This afternoon, I talked with Andrew, correspondent for Wall Street Journal about the misunderstanding between Chinese and foreigners in the last few weeks. I am pretty outspoken these days, and accepted more of interview request from US and France, because the recent events clearly show the importance of communication. I may be wrong, but I believe talk is better than fight, and protest is better than boycotting. I enjoyed the talk with Andrew, since he has wrote many articles on China for Wall Street Journal. He is also one of the very few journalist who insisted to do the interview in Chinese. I appreciate it. Here are some of the note I talked about.
I saw misunderstanding
In the last few weeks, I saw protests; I saw boycotts; I saw many news headlines in all major media; and I saw hundreds of BBS posts; but in short, I saw misunderstanding – that is the major thing I saw. Behind it, from some limited times, I saw conspiracy, but most of the time, it appears to be misunderstanding to me, more than anything else.
There are at least four levels of mismatches I saw between western world (France, British, and America) and Chinese world.
- First Gap: Facts
- Second Gap: Logic and Reasoning Process
- Third Gap: Result
The first gap is about facts. People in France know different facts about China, than people in China. Interestingly enough, both pointing figure to the other camp claiming that they are brainwashed.
The second gap is reasoning process. With more and more comments on this blog, I saw people in France is protesting against Chinese government, and people in China perceive it as protesting against China – a ethic entity. People in France value freedom and human rights more important than unity of a country or economic growth, while people in China thinks the other way.
So, the final result is completely different.
I think media in US is using western standard to measure China. Freedom and human right are important. I do agree. China is still far from what everyone is expected, especially on the freedom of speech, and democracy (to enable people of the land to really make decisions for themselves). After several hundred years, we still didn’t find out a way to govern this land better. I am trying very hard to write blogs to help increase the awareness to people that they do have certain rights. Awareness is the first step. If the government see the human right record in China is 9 out of 10, US may give it 3 out of 10, I may say it is 5 out of 10. That is the reason in China, I am trying to stand on the opposite side of the government to improve the political system, but when I talk with western media, I will try to stand on the same side of the government and want them to be aware that the human right record has already been improved.
As I talked in this post, entering a train via door instead of window is also human right, to be able to enter a restroom instead of piss in the public is also human right, and to have clean water to drink is also human right, just as freedom of speech or democracy. It is too easy to take it for granted that everyone in China already have the basic human rights. No, they didn’t yet.
I am in Nanyang, even in city, I saw poverty. Is there anyone in France want to protest for poverty in China? This is what I call the western standard.
China is the elephant in the story "Blind men and the Elephant". Western media saw only the tail and say "it is a rope". There is not doubt that it is the truth (although it sometimes makes mistake like recently pointed out by Chinese netizen, it generally is telling more truth than most media in China), but the problem is, to tell the truth does not guarantee completeness.
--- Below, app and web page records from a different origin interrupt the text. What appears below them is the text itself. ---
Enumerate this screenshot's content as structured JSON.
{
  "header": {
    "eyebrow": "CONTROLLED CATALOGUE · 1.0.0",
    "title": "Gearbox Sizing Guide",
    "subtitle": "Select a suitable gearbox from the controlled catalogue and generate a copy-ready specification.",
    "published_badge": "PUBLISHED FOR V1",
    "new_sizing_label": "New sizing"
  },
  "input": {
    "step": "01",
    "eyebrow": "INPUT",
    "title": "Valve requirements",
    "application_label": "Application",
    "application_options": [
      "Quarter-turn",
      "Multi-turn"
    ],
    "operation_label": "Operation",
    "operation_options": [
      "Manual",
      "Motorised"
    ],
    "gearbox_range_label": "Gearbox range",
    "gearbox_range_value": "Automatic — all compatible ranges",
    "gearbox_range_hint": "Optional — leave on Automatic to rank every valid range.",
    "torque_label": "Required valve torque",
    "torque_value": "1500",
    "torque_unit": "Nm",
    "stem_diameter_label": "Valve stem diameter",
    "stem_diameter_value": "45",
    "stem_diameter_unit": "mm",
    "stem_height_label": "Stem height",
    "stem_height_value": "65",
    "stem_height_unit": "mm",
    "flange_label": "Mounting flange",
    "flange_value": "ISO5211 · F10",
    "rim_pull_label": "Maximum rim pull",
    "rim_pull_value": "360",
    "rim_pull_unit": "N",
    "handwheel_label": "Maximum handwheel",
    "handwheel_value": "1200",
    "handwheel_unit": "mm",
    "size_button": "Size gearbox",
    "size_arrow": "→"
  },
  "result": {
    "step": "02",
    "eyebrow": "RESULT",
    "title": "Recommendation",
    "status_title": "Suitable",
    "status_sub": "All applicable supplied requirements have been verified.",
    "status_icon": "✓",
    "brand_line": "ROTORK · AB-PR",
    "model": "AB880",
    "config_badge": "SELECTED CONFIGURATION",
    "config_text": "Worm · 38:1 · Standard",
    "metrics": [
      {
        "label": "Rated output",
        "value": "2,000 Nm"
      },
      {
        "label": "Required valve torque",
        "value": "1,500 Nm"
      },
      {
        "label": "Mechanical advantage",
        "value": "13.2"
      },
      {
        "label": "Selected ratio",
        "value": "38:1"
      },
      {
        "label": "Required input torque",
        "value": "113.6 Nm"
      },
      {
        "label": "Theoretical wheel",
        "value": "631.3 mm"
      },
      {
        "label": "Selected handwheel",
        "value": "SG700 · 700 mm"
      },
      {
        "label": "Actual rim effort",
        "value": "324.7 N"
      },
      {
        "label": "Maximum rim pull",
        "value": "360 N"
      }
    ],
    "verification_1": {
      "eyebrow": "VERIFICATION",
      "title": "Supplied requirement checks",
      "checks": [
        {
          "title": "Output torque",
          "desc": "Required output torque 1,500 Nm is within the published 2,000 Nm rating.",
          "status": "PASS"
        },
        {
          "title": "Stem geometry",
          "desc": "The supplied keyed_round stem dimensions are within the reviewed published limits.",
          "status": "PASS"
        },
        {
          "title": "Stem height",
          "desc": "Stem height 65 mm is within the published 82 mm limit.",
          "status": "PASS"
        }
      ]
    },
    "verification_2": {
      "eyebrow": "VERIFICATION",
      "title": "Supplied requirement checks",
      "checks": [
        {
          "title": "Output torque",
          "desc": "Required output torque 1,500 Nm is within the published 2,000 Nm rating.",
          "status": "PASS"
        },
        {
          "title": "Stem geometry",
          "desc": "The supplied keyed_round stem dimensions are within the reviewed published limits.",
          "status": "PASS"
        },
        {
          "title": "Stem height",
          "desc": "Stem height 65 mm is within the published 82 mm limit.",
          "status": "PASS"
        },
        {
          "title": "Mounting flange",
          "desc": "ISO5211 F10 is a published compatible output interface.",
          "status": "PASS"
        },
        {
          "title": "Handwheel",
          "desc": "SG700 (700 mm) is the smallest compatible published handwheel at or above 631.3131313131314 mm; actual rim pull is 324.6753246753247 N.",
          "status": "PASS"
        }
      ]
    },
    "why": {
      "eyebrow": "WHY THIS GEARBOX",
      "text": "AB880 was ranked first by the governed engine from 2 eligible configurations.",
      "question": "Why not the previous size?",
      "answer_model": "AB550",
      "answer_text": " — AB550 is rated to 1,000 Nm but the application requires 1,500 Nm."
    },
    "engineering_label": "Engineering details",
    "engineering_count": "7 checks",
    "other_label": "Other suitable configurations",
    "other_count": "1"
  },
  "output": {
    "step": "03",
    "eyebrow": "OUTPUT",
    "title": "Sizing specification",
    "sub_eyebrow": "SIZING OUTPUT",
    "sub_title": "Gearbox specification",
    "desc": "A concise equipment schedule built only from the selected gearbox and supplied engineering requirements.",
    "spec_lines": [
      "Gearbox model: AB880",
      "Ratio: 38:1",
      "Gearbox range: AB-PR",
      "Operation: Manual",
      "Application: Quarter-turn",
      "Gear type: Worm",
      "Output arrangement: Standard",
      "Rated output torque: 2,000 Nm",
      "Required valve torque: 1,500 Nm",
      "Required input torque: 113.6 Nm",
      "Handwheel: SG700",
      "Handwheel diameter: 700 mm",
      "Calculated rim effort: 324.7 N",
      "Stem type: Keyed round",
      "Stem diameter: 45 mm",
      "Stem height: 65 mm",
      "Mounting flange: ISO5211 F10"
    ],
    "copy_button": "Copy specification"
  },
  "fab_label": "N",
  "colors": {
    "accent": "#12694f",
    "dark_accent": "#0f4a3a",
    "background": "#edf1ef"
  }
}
For people in China see the bright side of the elephant, but often, it is not complete either.
Willing Help vs Be Able to Help?
The last conversation with Peter on this blog was great. He, as a protester against Chinese government in San Francisco, asked sincerely: "What I can do to help create a better China?" I do appreciate the sincerity and the willingness to help, but the problem is, how to help, or whether people need the help or not. People think the democratic political system, and the market economy system, even the culture in American can help people in China, just as they believed in Iraq.
American tried very hard to help people in Iraq. Does it work?
Just as the central government is trying to help Tibet. From economic numbers (even from United Nation, not from Chinese official numbers), Tibet improved so much, but the problem is, whether it is what the Tibetan want? Do they value economic freedom as you do? Do they want to change the way you want them to change? This rule applies to China and to America.
Willing to help is good, but not everyone is able to help.
To help is good but to force others to accept the help is often written in the history book as invasion. That is the reason why people in China often use the term "Interfere Internal Affairs" to describe what American are doing.
Talk and Talk
There are many ways of communication. Wars can also be counted as one – to show the other country that a country is really angry, boycotting is another, protest is the even less destructive one (but still damage economic, political, and culture relationship).
"Talk" is the method I personally prefer, although it is perceived as the weakest way.
Update April 21, 2008
The outcome of the chat is published on Wall Street Journal today: Games Tensions on Slippery Track with the quote on my part:
"American people feel that freedom and self-expression are very important. Chinese people feel that national unity is very important," says Wang Jianshuo, 30 years old, who works for an Internet company in Shanghai and writes a blog in English and Chinese. "There is a big gap between the West and China on which values are more important. It’s not right or wrong, it’s just different."
The article appeared on Page A9 of today’s Wall Street Journal. The short quote reflected what I saw pretty well, and I think I am at least doing something to help this country (not necessarily helping the government) better than boycotting French products.